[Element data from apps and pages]
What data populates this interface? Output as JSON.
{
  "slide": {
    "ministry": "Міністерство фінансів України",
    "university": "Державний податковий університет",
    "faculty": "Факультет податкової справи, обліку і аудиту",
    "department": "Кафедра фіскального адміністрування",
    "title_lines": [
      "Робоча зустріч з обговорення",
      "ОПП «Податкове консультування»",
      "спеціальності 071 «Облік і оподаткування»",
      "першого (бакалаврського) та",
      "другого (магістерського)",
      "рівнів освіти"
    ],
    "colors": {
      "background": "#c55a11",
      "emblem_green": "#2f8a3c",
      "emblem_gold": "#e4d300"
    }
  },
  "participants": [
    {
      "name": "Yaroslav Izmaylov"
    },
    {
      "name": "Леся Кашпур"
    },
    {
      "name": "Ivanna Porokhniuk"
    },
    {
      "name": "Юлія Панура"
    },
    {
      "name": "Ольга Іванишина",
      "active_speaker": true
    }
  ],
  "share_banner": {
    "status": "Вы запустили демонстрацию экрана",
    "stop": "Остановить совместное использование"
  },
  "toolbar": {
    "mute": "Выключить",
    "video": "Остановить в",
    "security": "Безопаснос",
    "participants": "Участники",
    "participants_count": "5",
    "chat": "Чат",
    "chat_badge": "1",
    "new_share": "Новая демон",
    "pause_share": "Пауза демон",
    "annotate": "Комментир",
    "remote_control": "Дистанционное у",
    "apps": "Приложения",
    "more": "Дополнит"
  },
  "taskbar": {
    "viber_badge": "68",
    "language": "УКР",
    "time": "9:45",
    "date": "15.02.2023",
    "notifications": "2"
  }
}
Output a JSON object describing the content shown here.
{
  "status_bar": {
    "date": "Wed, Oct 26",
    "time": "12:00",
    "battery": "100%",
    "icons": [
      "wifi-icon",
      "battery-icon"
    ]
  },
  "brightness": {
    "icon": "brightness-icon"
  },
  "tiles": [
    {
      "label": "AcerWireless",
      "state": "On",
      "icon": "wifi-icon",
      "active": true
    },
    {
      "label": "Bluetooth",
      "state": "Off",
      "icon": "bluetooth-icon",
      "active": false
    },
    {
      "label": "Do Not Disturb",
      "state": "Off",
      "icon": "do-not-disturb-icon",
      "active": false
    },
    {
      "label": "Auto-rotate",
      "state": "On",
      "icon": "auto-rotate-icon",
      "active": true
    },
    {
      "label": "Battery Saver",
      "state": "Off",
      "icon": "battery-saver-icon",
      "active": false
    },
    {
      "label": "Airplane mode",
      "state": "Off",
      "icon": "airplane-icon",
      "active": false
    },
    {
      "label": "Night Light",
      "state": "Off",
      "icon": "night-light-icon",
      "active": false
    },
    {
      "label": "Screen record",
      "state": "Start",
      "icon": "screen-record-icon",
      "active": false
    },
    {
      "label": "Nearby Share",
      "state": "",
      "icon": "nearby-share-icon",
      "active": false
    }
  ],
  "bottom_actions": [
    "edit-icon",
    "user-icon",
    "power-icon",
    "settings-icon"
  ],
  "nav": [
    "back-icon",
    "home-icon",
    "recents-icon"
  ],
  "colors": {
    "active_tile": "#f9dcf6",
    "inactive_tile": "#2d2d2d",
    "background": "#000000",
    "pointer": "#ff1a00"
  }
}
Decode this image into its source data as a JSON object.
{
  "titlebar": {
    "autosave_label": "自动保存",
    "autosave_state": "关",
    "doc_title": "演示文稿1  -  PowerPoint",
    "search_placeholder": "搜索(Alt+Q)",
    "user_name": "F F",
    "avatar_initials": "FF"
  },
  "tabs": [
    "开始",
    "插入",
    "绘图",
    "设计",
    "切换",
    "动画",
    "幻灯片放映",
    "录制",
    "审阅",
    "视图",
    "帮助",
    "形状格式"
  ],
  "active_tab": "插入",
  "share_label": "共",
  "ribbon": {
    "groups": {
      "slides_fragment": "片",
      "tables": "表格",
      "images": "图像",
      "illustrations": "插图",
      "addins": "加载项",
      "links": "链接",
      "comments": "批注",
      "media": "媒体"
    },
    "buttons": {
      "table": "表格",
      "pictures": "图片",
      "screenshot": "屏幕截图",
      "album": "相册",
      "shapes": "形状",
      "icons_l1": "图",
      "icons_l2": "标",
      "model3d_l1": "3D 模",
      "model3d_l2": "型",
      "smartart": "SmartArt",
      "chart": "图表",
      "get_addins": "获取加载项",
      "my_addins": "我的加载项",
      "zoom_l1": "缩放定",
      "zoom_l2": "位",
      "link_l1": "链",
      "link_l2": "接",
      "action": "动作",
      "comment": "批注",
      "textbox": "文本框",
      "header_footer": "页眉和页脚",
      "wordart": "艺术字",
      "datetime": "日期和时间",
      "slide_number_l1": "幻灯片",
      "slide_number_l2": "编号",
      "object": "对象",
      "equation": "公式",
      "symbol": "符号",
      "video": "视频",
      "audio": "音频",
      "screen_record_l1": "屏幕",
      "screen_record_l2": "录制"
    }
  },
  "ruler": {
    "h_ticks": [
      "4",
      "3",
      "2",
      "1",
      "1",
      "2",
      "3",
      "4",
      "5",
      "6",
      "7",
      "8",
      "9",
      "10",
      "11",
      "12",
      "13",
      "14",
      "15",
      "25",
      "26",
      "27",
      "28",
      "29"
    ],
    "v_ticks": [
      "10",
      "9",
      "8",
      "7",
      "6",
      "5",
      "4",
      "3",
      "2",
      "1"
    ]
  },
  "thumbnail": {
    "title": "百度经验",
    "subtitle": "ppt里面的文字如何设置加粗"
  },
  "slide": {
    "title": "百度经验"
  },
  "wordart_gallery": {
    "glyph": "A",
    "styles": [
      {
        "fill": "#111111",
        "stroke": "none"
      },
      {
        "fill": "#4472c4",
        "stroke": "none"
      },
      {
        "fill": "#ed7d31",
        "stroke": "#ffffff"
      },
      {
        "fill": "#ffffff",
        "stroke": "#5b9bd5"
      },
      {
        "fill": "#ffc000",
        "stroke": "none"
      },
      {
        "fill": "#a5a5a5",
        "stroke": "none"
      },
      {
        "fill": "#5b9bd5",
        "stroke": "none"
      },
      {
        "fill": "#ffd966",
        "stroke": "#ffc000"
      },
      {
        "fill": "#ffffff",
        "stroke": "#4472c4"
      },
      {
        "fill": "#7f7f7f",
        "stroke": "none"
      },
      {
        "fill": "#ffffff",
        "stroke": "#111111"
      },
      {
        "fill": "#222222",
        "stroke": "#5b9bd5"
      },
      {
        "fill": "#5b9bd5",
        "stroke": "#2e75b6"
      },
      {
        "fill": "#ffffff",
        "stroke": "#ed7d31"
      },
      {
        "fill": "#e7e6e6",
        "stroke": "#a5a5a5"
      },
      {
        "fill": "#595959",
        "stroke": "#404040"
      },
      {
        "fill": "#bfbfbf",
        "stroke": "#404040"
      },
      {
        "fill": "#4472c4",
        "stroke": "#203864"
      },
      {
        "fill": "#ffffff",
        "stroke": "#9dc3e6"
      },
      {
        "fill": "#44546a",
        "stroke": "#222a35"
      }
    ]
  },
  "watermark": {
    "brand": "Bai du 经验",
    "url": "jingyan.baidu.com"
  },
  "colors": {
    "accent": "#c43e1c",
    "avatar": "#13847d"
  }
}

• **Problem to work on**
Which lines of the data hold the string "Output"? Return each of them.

• **Finished task**
What data populates this interface? Output as JSON.
Output a JSON object describing the content shown here.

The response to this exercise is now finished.